Community leaders at roll calls and repealing stop-and-frisk cited among top recommendations by activists for 21st century policing.
Most community activists I know in Philadelphia who have been literally up in arms after the grand juries decided not to indict the killers of Michael Brown and Eric Garner, have promising relationships with local law enforcement, despite the anti-police undertones some of the demonstrations and chants aligned with the cause produce.
Mayor Michael A. Nutter, who in a video he recorded and sent to the Philadelphia Police Department to be played for a few days during rolls calls, clarified how communities are feeling, by acknowledging that people aren’t against policing, just “bad policing.”

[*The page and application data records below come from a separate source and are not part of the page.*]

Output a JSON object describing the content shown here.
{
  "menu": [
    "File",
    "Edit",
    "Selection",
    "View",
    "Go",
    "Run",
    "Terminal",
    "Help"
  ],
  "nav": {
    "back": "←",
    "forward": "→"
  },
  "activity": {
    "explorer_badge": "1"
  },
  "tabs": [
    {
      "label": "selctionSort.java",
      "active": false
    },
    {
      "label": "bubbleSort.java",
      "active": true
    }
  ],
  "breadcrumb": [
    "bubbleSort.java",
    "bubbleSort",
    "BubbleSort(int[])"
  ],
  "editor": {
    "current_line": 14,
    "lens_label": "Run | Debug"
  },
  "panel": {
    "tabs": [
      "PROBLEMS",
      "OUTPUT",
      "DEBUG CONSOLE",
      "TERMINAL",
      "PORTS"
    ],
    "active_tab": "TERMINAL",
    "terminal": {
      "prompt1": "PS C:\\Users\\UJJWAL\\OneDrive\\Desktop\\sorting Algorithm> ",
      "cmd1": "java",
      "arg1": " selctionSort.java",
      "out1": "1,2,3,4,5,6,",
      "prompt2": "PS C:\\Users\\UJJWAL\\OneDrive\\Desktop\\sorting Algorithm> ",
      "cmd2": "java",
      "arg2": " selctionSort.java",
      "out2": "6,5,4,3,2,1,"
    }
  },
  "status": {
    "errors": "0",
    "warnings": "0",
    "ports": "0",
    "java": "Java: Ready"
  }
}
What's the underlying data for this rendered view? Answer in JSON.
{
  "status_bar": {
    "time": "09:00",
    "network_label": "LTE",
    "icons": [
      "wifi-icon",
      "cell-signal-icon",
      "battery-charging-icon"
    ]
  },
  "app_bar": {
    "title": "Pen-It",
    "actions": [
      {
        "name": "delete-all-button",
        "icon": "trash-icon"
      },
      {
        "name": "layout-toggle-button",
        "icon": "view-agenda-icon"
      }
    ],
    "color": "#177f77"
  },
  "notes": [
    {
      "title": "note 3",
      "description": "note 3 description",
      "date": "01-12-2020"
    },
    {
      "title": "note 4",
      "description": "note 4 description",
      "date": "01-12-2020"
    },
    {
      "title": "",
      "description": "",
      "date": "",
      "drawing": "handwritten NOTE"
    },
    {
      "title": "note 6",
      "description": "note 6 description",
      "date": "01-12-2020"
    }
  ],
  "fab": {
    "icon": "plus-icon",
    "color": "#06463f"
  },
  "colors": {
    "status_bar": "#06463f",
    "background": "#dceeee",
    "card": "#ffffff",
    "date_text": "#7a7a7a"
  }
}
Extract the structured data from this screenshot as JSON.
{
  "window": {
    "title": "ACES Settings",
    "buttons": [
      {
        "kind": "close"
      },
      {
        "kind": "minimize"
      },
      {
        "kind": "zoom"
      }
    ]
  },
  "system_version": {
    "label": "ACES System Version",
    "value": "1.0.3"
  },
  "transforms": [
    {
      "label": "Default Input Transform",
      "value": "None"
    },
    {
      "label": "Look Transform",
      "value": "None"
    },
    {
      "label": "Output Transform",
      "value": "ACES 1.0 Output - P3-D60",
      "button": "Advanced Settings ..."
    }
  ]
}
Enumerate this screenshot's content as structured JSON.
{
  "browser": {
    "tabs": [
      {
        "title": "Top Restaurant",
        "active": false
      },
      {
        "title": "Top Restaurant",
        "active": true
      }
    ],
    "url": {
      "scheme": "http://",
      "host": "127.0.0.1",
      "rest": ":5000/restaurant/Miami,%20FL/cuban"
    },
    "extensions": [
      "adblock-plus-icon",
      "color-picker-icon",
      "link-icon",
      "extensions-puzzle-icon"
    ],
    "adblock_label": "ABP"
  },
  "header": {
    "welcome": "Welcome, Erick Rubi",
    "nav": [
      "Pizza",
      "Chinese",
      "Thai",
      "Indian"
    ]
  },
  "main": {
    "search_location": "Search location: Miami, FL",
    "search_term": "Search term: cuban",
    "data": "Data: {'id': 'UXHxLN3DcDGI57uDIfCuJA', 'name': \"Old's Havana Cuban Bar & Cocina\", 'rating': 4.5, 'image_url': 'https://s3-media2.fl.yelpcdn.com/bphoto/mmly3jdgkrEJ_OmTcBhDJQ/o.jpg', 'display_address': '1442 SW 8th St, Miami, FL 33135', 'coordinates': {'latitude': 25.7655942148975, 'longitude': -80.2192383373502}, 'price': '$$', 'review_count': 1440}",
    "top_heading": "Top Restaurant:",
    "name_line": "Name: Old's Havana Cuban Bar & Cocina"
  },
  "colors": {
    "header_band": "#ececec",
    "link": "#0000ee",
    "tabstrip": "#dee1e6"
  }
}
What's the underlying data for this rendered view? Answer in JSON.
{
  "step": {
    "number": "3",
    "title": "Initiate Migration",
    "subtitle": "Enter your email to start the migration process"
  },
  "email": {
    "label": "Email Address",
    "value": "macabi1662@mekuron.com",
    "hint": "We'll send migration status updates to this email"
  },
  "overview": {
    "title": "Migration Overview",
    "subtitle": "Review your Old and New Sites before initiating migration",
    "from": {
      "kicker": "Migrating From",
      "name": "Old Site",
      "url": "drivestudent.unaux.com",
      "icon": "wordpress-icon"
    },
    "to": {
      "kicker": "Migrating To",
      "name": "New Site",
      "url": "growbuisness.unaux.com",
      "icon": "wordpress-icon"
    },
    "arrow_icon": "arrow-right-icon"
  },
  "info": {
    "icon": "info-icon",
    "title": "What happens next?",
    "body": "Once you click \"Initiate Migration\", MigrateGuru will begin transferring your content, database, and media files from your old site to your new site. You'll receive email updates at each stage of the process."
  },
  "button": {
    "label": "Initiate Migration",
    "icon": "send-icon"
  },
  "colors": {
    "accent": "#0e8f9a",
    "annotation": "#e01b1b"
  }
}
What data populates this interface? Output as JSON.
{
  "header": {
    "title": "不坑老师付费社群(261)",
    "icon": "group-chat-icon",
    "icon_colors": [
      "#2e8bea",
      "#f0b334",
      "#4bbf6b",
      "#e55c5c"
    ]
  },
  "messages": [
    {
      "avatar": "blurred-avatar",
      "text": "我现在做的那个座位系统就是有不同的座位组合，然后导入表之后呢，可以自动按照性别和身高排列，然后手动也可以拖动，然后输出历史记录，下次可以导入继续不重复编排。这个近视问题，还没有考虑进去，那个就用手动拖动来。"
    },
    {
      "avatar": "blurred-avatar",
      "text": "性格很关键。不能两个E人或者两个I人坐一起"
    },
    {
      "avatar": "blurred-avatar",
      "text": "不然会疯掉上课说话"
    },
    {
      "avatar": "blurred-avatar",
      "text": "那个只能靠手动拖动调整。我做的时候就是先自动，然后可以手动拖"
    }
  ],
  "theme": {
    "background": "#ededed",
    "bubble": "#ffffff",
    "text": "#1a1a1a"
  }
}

The active citizens who maintain communications with Philadelphia beat cops, sergeants, detectives and even the police commissioner, all agree that the message in the video was needed, but the messenger… not so much.
“If you take a poll you’d find that the line troops have a less than favorable view of Mayor Nutter… so just because they listened doesn’t mean it resonated,” argues Mr. Malik Aziz, a prominent Philadelphia activist and former gang member.
A friend to former Philadelphia Police Commissioner Sylvester Johnson and someone who years ago used to attend evening roll calls across the city to deliver messages of support, standards and expectations to patrolmen before they hit the streets, Mr. Aziz is of the opinion that maybe it’s time to revisit that idea. He tells Techbook Online exclusively that he has already reached out to Mr. Tumar Alexander, the Cheif of Staff to Mayor Nutter, to begin the preliminary talks about coordinating the citywide effort.
“Activists and neighborhood leaders have a daily rapport with law enforcement and they already have the respect of the community,” remarks Mr. Aziz, who believes the next step should be for all stakeholders to meet, get on the same page and deliver a in-person message that would truly resonate with more than 6,000 Philadelphia police officers.
“It’s an idea that could work,” says South Philadelphia activist Mr. Anton Moore, who this Wednesday, December 17th, 2014, will be meeting with Police Commissioner Charles Ramsey to discuss how to improve police and community relations in the City.
Commissioner Ramsey was appointed by President Barack Obama in the aftermath of Ferguson to co-chair the Task Force on 21st Century Policing and has less than 90 days to return recommendations to Mr. Obama.
Mr. Aziz thinks that may be easier said than done, considering Commissioner Ramsey isn’t known for being a “community guy.”
“Community policing is a mindset and he doesn’t come into the community unless he’s getting an award,” states Mr. Aziz, whose been working in communities long before Cecil B. Moore had a street named after him in North Philadelphia.
Mr. Moore agrees with Mr. Aziz’s perception of Commissioner Ramsey.
“He acts like an outsider, but that’s because he is,” said Moore, who though he acknowledges Mr. Ramsey’s shortcomings, also praises the law enforcement veteran for having community-orientated guys like Deputy Commissioner Kevin Bethel and Richard Ross on his team.
And while he’s excited about being a part of a coalition of millennials who are advising the PPD C-Suite, Mr. Moore makes it clear that “you can’t move the needle on community and police relations without repealing stop-and-frisk.”
Mr. Aziz, who also isn’t a fan of stop-and-frisk, at the time of our conversation didn’t have the actual message in his head as to what should be said to police. But Mr. Moore thinks the message doesn’t need to be more than eight words: “you work with us, we work with you.”
Without question, Mr. Aziz, who thinks its open season on black men, said the role of the police in a post-Ferguson America should be to stop drawing their guns so quickly on black men and to refrain from giving into racial bias and stereotypes while patrolling communities of color.
Mr. Moore, while he agrees, thinks the community has a role, too, which is to “challenge itself to do better.”
“I see more (black) brothers having open season on one another,” said Moore, referring to the infamous narrative of black-on-black crime.
With at least a 25 year age gap between them, it’s expected that Mr. Aziz and Mr. Moore would have different views on a few things, mainly the progress of race relations in America and how that impacts policing in communities of color. But despite what they don’t agree on, both men find consensus on the fact that Philadelphia is ground zero for problems and opportunity and they are willing to submerse themselves in the issues, the politics and the people in order to create a better relationship between law enforcement and they communities they serve.
“It starts with more dialogue… real dialogue…heartfelt dialogue,” said Mr. Aziz.
Thanks for reading. Until next time, I’m Flood the Drummer® & I’m Drumming for JUSTICE!™